## TASK TO COMPLETE:
For every line in the data below that contains "title", copy the line.

## DATA LISTING:

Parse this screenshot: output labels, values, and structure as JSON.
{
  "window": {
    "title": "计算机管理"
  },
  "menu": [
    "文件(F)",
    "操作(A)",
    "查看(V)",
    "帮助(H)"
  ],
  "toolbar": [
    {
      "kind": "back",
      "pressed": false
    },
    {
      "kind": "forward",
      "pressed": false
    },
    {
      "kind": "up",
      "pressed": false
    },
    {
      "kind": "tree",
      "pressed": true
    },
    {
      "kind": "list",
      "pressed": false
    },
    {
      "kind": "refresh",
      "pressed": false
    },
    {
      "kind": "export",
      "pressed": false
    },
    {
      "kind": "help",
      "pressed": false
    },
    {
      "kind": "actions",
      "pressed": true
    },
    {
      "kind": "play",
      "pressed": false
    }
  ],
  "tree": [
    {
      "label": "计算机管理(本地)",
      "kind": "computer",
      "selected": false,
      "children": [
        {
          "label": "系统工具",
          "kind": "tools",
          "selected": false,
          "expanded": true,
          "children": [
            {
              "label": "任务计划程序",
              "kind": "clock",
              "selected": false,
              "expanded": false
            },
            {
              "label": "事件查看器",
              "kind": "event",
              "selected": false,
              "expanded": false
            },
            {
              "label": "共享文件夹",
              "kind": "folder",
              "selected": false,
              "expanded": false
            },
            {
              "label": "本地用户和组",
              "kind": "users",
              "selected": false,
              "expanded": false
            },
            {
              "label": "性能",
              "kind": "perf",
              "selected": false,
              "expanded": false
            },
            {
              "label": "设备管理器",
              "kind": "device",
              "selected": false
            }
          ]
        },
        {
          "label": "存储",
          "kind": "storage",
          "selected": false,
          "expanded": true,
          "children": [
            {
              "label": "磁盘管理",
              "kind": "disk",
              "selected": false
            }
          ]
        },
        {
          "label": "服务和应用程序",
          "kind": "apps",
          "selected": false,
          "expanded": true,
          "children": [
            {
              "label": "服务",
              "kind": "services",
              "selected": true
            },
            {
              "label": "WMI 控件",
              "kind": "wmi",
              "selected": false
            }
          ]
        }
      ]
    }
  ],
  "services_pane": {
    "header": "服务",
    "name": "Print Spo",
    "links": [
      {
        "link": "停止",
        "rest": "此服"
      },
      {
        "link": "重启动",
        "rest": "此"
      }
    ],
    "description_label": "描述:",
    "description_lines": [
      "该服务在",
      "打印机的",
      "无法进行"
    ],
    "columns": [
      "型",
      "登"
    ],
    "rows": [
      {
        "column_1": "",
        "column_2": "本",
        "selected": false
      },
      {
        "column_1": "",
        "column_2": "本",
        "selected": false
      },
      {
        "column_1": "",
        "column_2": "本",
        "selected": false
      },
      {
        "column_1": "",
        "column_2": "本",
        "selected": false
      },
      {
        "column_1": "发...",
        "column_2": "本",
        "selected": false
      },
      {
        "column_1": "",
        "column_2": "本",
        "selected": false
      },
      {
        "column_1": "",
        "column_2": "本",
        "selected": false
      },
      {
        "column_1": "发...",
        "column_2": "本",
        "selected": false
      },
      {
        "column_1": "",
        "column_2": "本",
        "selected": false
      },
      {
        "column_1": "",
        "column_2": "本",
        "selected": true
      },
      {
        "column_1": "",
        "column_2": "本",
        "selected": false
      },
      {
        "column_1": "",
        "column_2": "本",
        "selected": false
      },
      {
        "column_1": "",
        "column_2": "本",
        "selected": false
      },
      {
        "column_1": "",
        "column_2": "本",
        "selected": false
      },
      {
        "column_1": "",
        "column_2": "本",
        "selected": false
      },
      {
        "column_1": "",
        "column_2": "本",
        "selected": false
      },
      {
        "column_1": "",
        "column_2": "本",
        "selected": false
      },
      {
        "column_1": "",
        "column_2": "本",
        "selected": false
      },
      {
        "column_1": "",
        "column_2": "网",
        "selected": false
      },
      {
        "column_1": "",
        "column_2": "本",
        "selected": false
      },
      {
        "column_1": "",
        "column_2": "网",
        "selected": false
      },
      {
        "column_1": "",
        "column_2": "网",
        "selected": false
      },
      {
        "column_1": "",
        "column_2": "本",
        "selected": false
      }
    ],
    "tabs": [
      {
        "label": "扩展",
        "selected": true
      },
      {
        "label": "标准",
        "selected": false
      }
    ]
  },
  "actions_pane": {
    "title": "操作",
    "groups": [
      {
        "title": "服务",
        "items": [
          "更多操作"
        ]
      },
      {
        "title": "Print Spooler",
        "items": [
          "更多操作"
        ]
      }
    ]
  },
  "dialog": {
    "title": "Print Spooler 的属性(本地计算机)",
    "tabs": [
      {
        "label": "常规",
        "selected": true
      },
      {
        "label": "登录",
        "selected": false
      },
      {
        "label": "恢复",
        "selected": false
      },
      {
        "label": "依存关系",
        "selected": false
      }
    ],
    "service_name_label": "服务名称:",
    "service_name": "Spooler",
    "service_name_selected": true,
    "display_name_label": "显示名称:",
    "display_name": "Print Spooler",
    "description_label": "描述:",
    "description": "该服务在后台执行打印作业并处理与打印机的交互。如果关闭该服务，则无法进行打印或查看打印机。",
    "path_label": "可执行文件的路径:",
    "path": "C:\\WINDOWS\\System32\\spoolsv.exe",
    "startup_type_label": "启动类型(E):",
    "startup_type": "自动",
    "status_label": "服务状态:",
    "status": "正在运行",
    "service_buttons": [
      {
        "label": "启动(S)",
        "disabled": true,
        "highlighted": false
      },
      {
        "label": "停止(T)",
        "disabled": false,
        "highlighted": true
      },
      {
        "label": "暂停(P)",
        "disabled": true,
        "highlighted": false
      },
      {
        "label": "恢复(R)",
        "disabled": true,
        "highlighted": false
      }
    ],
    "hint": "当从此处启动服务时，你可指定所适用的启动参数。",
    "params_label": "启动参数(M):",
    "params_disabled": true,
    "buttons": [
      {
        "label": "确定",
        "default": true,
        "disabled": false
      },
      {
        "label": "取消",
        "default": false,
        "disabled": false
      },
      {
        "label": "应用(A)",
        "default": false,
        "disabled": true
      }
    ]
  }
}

## ANSWER BOX:
    "title": "计算机管理"
    "title": "操作",
        "title": "服务",
        "title": "Print Spooler",
    "title": "Print Spooler 的属性(本地计算机)",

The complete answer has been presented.